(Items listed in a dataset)
= = = = =

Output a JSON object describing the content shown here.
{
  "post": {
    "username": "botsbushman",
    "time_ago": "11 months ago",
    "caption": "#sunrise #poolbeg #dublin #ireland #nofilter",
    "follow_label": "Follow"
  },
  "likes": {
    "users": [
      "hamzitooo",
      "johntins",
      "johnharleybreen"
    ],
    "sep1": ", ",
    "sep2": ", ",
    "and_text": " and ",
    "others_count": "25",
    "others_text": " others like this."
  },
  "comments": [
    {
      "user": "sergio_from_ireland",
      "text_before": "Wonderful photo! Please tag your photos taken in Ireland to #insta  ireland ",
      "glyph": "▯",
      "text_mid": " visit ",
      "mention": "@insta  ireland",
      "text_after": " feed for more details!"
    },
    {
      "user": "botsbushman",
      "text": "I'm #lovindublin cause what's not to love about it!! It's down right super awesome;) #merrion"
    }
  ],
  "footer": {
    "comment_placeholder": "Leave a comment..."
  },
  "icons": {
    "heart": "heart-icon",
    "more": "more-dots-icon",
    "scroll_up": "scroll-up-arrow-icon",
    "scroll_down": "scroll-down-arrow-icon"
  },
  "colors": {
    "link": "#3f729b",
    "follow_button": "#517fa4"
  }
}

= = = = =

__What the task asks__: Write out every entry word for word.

__Result of this exercise__:
Output a JSON object describing the content shown here.
{
  "post": {
    "username": "botsbushman",
    "time_ago": "11 months ago",
    "caption": "#sunrise #poolbeg #dublin #ireland #nofilter",
    "follow_label": "Follow"
  },
  "likes": {
    "users": [
      "hamzitooo",
      "johntins",
      "johnharleybreen"
    ],
    "sep1": ", ",
    "sep2": ", ",
    "and_text": " and ",
    "others_count": "25",
    "others_text": " others like this."
  },
  "comments": [
    {
      "user": "sergio_from_ireland",
      "text_before": "Wonderful photo! Please tag your photos taken in Ireland to #insta  ireland ",
      "glyph": "▯",
      "text_mid": " visit ",
      "mention": "@insta  ireland",
      "text_after": " feed for more details!"
    },
    {
      "user": "botsbushman",
      "text": "I'm #lovindublin cause what's not to love about it!! It's down right super awesome;) #merrion"
    }
  ],
  "footer": {
    "comment_placeholder": "Leave a comment..."
  },
  "icons": {
    "heart": "heart-icon",
    "more": "more-dots-icon",
    "scroll_up": "scroll-up-arrow-icon",
    "scroll_down": "scroll-down-arrow-icon"
  },
  "colors": {
    "link": "#3f729b",
    "follow_button": "#517fa4"
  }
}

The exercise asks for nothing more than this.